Let us keep straight along this broad gravel-path; - the turf on each side laid out, you see, in beds of evergreens, flowers, and flowering shrubs: that chimney-shaft is an unsightly termination, is it not? I wish it could change places with the fine old trees in its rear.
As we walk on, see how the splendid Palm-house opens upon us, like a mountain of glass glittering and blazing in the light of this afternoon sun! how gladly we turn from it, and rest our eyes upon the surface of this fine sheet of water in its front! how calm and clear and cool it is, reflecting the green slopes and broad flights of steps around it! I like, too, to watch the graceful movements of the water-fowl, most of which you see are foreign varieties. From this terrace-walk, can any garden-scenery be more perfect? On our right, these trim fantastic beds filled with the gayest, choicest flowers; and on our left the lake, the formality of its smooth banks elegantly broken by those willows, whose boughs really lie upon the surface of the water. How well those fine old elms rise up behind, with their dark massive foliage! how pleasing too are the undulations of the ground, covered as it is with the finest, softest turf! here a sunny slope, there an opening glade: really, we might fancy ourselves in Eden!

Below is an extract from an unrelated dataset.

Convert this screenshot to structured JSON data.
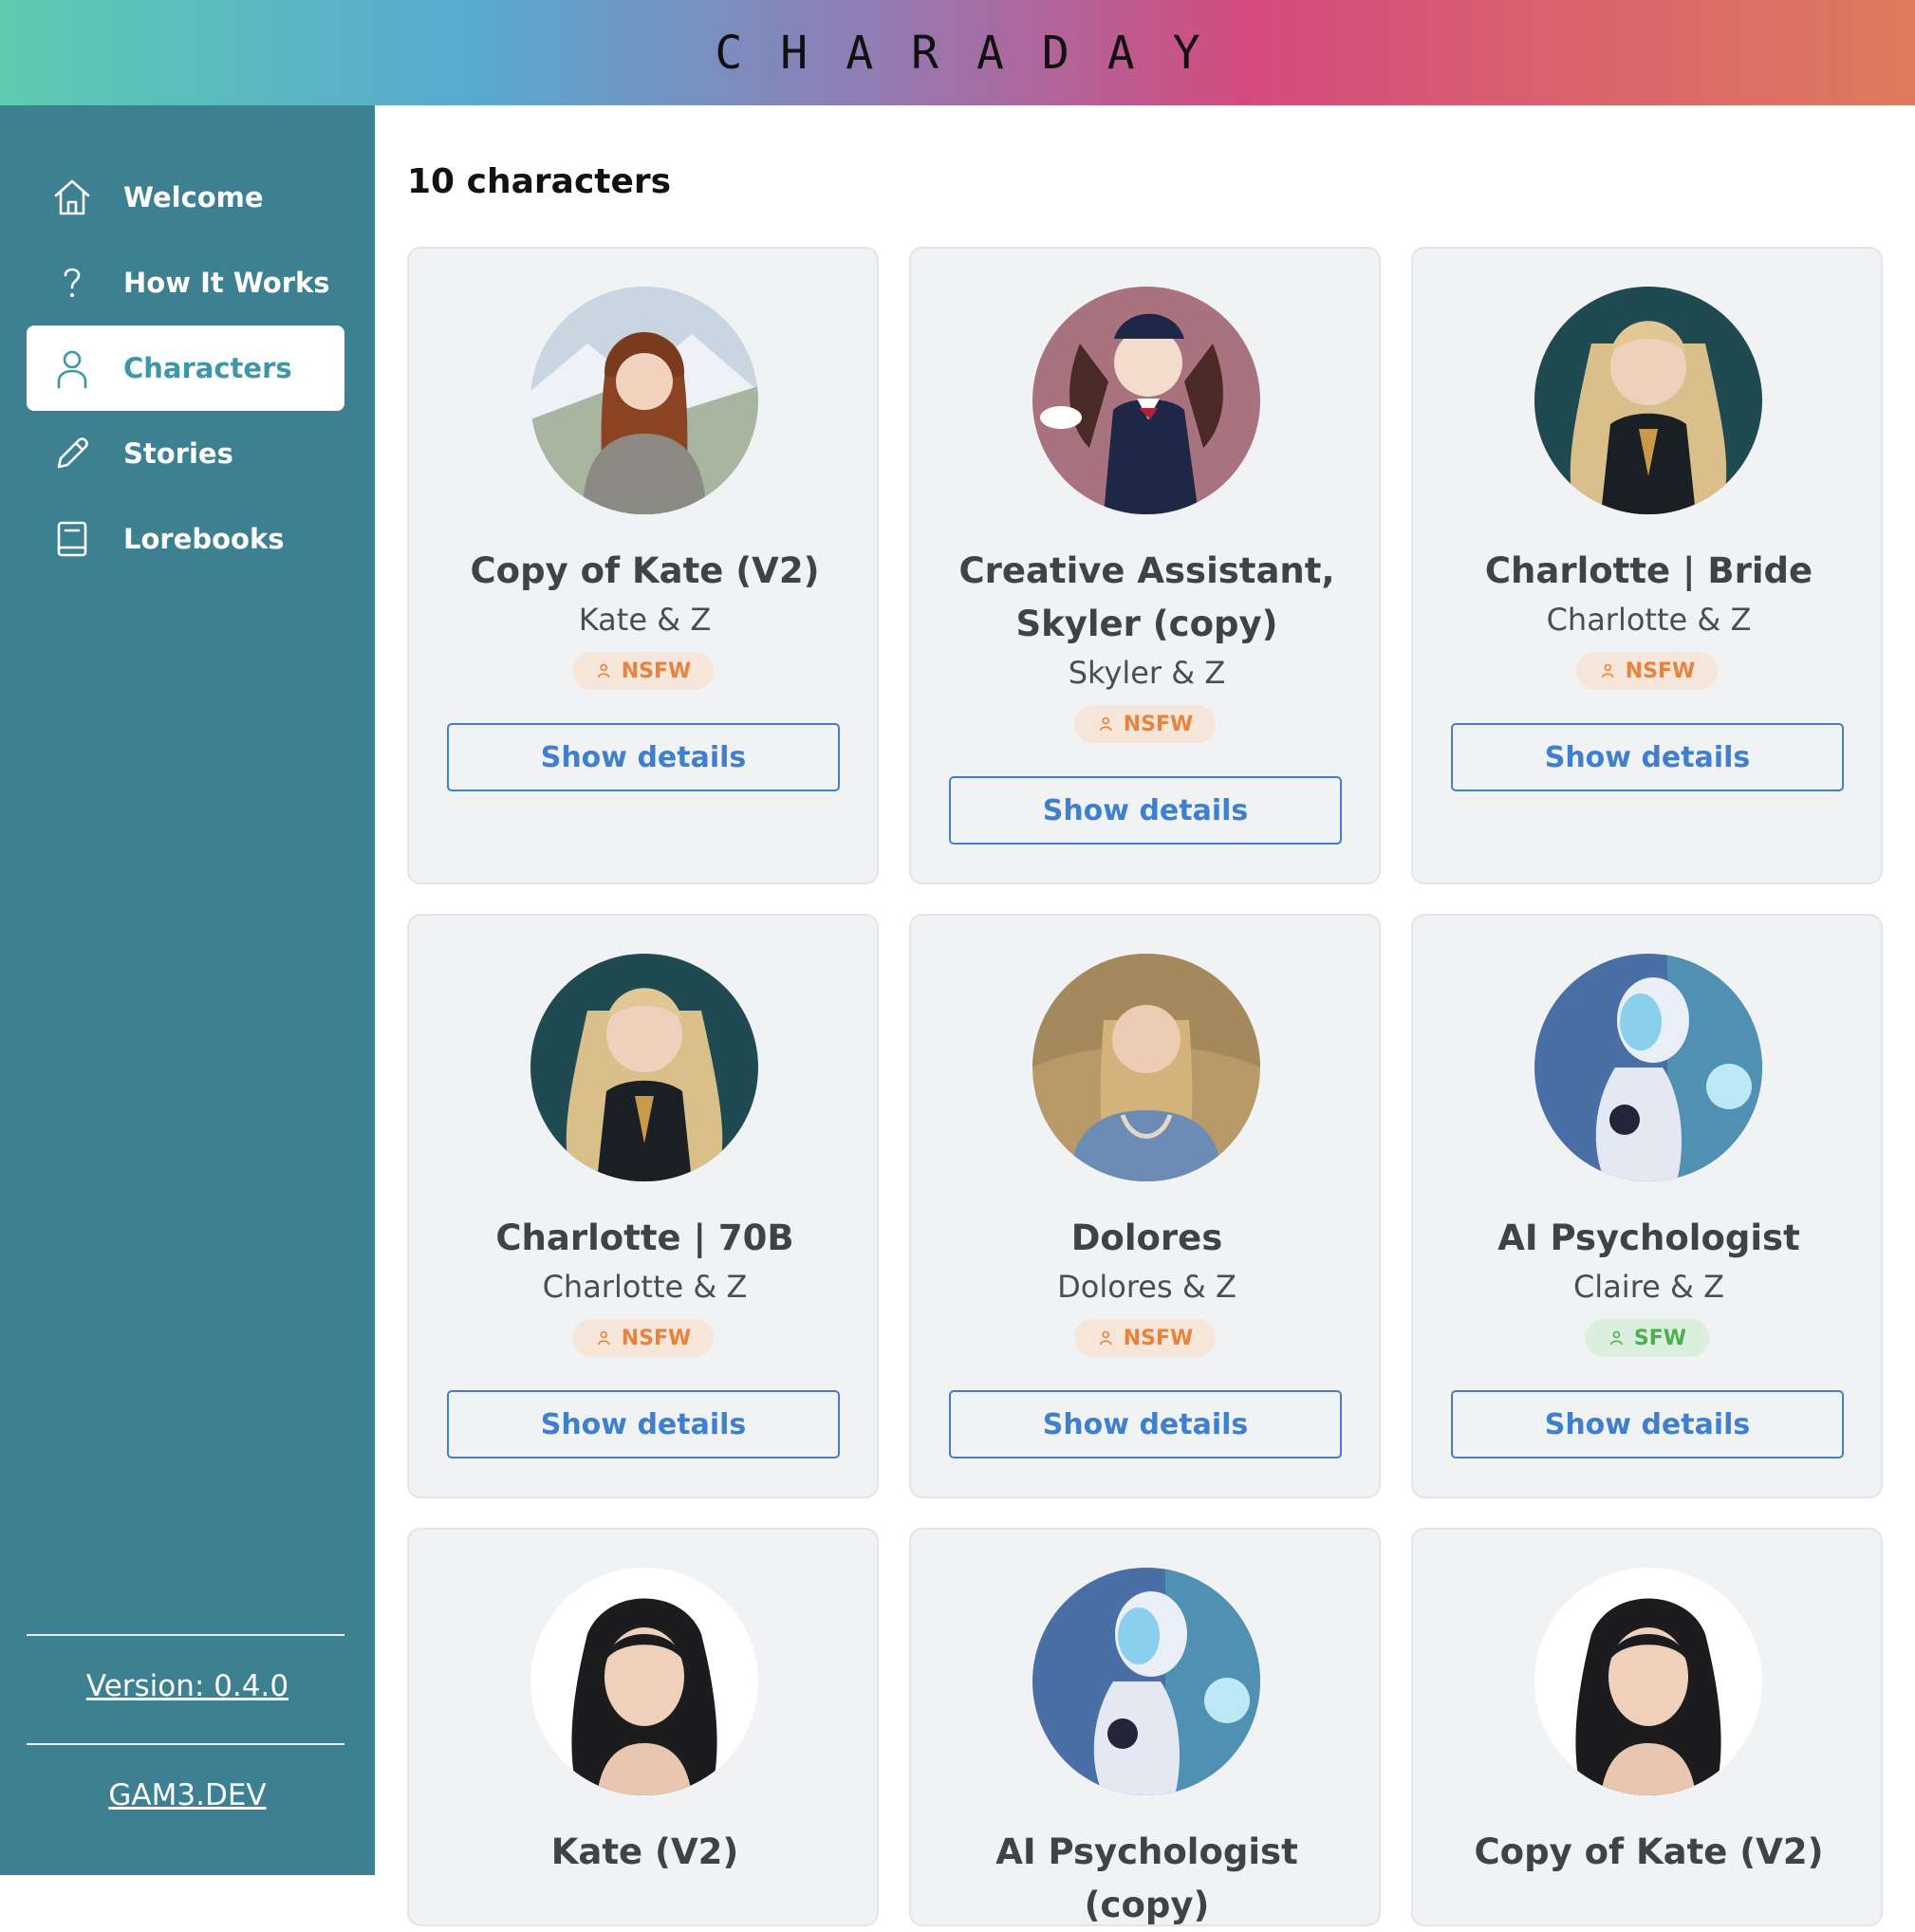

But we must not linger, for there is a most interesting museum, towards which this fine sweeping path will lead us, and into which we must just peep; and then, by the time we have looked at the arrangement of the glass erections, which are grouped together in our track towards the gate, our superficial visit will have ended. You will agree with me, that every one should come to these Gardens, - no one should visit London without running down to see them; one visit will not suffice, save for a cursory glance like this; but once seen, they will be remembered, and induce repeated visits for the purpose of examining this vast and interesting collection in detail. Nor can the visitor depart without an abiding impression of the talent displayed by the Director in the arrangements and order pervading the whole. It is evident in every department that, if the means be supplied, Sir William Hooker will provide most effectually for every deficiency. Now let us home, for the bell rings announcing six o'clock. At the bridge we shall find a steamer, and so vary our return to the metropolis after as pleasantly spent an afternoon as any rational being could expect in company with August 1849. An Erratic Man.